- [Exercise directions] Whenever a line contains the string "JSON", copy it out of the entries.

- [Records to use]
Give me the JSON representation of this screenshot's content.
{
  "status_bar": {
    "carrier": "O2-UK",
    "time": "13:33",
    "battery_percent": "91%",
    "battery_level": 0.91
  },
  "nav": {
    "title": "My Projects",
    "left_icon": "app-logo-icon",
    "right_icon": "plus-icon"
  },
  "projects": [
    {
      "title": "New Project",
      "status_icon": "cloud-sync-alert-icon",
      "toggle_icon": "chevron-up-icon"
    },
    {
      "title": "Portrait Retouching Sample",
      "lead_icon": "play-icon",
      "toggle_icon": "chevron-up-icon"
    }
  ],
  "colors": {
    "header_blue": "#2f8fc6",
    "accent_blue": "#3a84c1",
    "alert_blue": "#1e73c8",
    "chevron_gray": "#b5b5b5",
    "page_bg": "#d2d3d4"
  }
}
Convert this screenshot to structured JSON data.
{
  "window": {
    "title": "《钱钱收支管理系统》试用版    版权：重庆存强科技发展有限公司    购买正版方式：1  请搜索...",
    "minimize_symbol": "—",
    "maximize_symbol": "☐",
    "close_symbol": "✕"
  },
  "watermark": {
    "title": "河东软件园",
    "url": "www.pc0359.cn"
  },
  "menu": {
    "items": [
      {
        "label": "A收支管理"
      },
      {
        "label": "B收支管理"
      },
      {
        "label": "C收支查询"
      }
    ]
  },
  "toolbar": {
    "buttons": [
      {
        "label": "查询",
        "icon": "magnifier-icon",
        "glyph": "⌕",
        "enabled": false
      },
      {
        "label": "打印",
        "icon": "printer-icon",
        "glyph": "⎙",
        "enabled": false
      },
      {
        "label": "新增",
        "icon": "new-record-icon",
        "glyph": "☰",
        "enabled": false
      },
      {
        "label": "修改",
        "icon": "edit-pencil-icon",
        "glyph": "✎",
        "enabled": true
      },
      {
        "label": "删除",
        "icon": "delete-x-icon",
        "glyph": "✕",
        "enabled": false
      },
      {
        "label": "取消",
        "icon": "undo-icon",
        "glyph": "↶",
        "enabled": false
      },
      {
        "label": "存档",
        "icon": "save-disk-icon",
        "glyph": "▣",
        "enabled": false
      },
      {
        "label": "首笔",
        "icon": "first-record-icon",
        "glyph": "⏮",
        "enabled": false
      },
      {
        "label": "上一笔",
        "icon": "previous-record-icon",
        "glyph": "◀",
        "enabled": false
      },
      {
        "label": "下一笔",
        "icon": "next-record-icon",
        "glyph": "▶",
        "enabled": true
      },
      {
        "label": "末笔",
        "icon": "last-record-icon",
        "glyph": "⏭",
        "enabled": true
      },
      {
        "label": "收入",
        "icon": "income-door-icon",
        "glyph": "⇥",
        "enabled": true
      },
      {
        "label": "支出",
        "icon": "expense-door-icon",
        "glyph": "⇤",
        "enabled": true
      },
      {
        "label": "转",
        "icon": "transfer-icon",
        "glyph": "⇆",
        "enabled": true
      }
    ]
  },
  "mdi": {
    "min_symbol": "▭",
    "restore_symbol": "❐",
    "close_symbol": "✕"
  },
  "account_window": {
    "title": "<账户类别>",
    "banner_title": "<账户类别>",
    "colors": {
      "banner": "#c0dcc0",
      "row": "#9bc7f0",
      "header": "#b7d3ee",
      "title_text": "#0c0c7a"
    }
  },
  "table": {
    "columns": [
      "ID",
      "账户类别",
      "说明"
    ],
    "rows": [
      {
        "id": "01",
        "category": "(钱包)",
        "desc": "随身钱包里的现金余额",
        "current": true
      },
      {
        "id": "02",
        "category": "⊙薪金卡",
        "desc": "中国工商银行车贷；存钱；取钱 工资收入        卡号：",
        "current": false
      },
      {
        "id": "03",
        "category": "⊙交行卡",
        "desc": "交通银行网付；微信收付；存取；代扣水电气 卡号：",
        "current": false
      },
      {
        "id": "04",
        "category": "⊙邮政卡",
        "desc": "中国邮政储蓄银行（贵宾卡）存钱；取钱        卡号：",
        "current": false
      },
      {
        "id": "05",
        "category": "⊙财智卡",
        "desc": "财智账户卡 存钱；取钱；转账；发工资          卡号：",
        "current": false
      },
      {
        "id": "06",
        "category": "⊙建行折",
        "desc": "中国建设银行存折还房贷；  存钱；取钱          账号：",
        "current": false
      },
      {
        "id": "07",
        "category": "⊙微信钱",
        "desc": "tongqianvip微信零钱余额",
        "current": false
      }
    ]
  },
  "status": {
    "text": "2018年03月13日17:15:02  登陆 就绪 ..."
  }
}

- [Result for this exercise]
Give me the JSON representation of this screenshot's content.
Convert this screenshot to structured JSON data.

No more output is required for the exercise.